Open land near water is the main Purple Martin nesting and foraging habitat in Washington State. Purple Martins can be found in developed areas, along waterfronts, and in fields, wetlands, and clearings.
Purple Martins forage almost entirely in flight, both low over water and quite high. In bad weather they occasionally forage on the ground.
Although claims of Purple Martins eating 2,000 mosquitoes a day have not been substantiated, Purple Martins do eat flying insects almost exclusively.

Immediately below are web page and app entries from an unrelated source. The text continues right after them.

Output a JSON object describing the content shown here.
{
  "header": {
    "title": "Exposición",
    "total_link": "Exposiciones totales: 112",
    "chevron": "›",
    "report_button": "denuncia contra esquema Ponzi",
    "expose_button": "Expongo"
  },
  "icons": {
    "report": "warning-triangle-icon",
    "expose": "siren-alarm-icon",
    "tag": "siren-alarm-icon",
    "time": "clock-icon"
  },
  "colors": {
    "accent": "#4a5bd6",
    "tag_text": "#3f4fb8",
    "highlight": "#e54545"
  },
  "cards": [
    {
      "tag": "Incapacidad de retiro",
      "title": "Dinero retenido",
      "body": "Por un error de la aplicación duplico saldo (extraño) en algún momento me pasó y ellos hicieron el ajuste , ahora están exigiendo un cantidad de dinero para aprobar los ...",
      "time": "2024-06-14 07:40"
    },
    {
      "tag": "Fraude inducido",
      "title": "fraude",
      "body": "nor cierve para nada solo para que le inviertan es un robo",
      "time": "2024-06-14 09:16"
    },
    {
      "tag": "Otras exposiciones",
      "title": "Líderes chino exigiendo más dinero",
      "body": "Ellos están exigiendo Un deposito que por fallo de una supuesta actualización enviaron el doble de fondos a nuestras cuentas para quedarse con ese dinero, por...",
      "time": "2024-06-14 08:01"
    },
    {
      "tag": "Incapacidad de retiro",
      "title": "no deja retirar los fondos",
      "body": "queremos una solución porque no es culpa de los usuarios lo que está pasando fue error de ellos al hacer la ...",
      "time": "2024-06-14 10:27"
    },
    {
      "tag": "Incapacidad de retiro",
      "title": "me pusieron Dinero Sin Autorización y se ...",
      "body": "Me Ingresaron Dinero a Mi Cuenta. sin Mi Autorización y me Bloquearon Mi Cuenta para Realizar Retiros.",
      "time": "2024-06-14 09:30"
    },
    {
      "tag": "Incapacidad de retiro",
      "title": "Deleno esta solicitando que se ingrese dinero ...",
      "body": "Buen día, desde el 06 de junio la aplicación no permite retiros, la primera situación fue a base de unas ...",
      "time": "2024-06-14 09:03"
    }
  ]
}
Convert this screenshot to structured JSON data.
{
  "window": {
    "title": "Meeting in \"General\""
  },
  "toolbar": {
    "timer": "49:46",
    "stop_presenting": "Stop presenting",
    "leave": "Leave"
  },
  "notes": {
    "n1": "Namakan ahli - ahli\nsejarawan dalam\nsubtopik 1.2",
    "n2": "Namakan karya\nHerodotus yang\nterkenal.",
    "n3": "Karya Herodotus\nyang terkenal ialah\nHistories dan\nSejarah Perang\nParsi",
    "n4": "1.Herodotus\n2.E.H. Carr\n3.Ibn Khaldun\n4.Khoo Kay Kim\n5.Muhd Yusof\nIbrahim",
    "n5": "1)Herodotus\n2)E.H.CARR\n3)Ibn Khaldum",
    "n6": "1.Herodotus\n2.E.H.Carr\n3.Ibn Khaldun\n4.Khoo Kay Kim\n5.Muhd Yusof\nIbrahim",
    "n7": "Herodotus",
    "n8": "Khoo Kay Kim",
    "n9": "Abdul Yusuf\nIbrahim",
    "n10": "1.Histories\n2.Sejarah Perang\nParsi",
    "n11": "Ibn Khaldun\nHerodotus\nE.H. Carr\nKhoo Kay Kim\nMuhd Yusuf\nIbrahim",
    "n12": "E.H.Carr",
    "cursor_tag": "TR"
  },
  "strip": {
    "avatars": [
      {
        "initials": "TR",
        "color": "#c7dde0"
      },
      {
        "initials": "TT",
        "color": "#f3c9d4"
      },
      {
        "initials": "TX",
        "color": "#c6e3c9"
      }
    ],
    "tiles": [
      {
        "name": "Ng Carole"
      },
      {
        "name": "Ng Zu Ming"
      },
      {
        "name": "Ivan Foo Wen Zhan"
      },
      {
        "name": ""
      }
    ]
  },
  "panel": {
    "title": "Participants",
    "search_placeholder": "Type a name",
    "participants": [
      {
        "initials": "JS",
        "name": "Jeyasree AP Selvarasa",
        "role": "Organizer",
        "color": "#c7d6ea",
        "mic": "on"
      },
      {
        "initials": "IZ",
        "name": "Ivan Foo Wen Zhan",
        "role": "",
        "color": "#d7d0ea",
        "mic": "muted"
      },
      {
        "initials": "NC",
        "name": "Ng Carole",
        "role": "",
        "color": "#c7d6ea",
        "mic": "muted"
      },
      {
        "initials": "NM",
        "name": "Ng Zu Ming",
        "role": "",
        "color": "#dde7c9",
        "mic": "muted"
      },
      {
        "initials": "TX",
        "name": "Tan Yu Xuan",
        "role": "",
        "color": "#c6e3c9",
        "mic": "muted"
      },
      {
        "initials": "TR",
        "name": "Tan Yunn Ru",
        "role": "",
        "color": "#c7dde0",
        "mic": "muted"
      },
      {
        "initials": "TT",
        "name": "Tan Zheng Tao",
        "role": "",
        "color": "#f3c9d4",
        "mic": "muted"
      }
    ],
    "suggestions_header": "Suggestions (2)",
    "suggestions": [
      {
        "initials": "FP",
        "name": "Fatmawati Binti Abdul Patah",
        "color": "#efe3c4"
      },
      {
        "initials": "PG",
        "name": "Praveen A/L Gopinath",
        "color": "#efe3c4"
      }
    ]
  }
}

Purple Martins form monogamous pairs that last through the nesting season, but not from season to season. They are cavity nesters that historically nested in tree cavities, old woodpecker holes, rotted pilings, and other natural cavities. Now most Purple Martins nest in man-made nest boxes. Eastern colonial populations are well known for nesting in large group nest boxes ('apartment buildings'), but Washington's martins will not use these group boxes and prefer to nest singly in boxes over water. Within the nest box, both members of the pair build a nest cup of leaves, grass, and twigs, with mud at the base of the entrance hole. The female incubates 4 to 5 eggs for 15 to 18 days, possibly with some incubation by the male, and both members of the pair feed the young. The young leave the nest at 28 to 29 days, and the parents continue to feed them for 5 to 7 more days. Some young return to the nest at night.

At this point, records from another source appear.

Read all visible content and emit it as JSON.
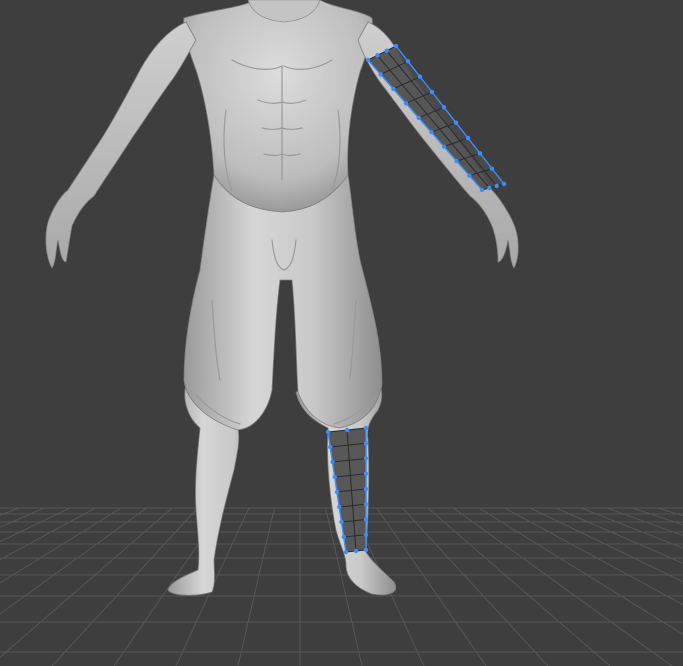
{
  "viewport": {
    "background_color": "#3e3e3e",
    "grid_color": "#575757",
    "mesh_color": "#c8c8c8",
    "mesh_shadow_color": "#8a8a8a",
    "topology_fill_color": "#4a4a4a",
    "topology_line_color": "#2a2a2a",
    "topology_vertex_color": "#3a8eff",
    "model": "human-base-mesh",
    "topology_strips": [
      "left-forearm",
      "right-lower-leg"
    ]
  }
}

Purple Martins are long-distance migrants. Birds gather in large pre-migratory groups in late summer before heading to South America's Amazon Basin. They return to Washington mid-April to May.
Purple Martins have a long and close association with humans. Many Native American groups traditionally hung gourds in their villages for martins to nest in. Purple Martins were formerly common and widespread in western Washington, with reports of thousands lining power lines near Seattle's Green Lake in late summer. They are still common in the eastern United States, but Washington's population has declined dramatically in the past 50-60 years. This decline has been attributed to the presence of European Starlings and House Sparrows, both introduced cavity-nesters that compete with Purple Martins for limited nest boxes. Additional threats to the population include insecticides (50,000 were killed by pesticides in Brazil in 1989) and prolonged spring and summer cold spells when insects can't fly. The Purple Martin is listed as a candidate species by the Washington Department of Fish and Wildlife and is on the Washington Gap Analysis at-risk list. Conservationists have put up nest boxes that are resistant to House Sparrows and starlings, placing the nest boxes over water and plugging up entrances to keep invaders out until the martins arrive. Through the dedication of volunteers who closely monitor the species, the small population of Purple Martins in western Washington is slowly growing.

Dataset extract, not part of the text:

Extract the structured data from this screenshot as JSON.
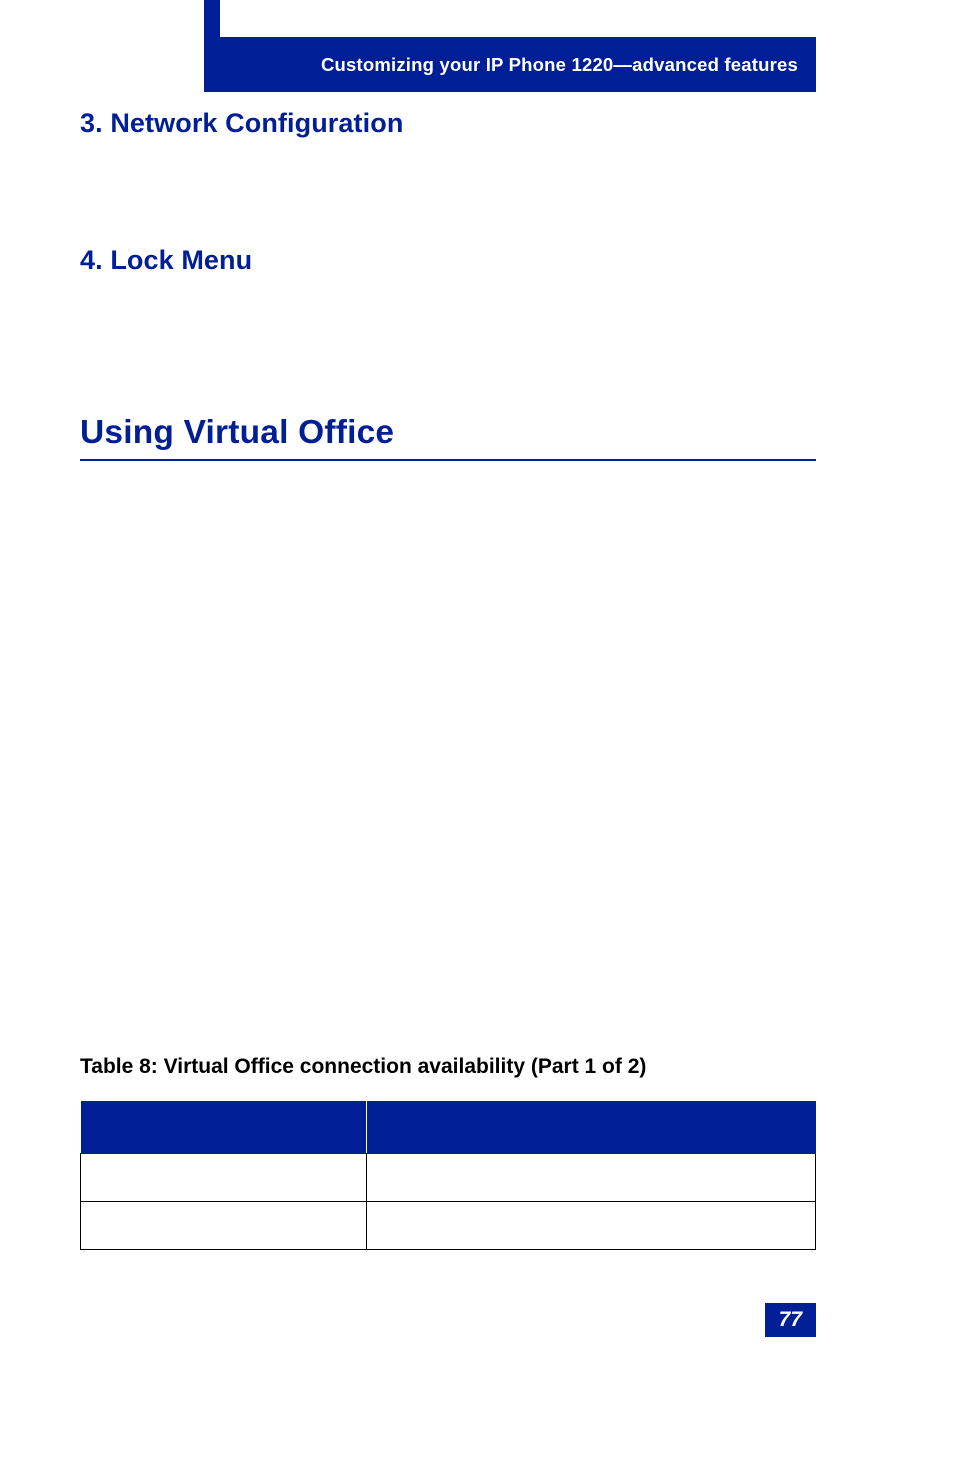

When and Where to Find in Washington
Strictly a western Washington species, the Purple Martin is the state's least common swallow. Purple Martins can be found from mid-April to late August in localized areas, mostly over water. Small populations use nest boxes or pilings around the Puget Sound, for example on Vashon Island (King County), in Tacoma (Pierce County), on Shilshole Bay and the Duwamish River in Seattle (King County), at Port Townsend (Jefferson County), and on Camano Island (Island County). They also can be found nesting in natural cavities on Fort Lewis (Pierce County) and on San Juan Island (San Juan County). Others can be found along the Columbia Estuary (Pacific County).
Click here to visit this species' account and breeding-season distribution map in Sound to Sage, Seattle Audubon's on-line breeding bird atlas of Island, King, Kitsap, and Kittitas Counties.
|Pacific Northwest Coast||R||R||R||R||R|
Washington Range Map
North American Range Map
|Federal Endangered Species List||Audubon/American Bird Conservancy Watch List||State Endangered Species List||Audubon Washington Vulnerable Birds List|
View full list of Washington State's Species of Special Concern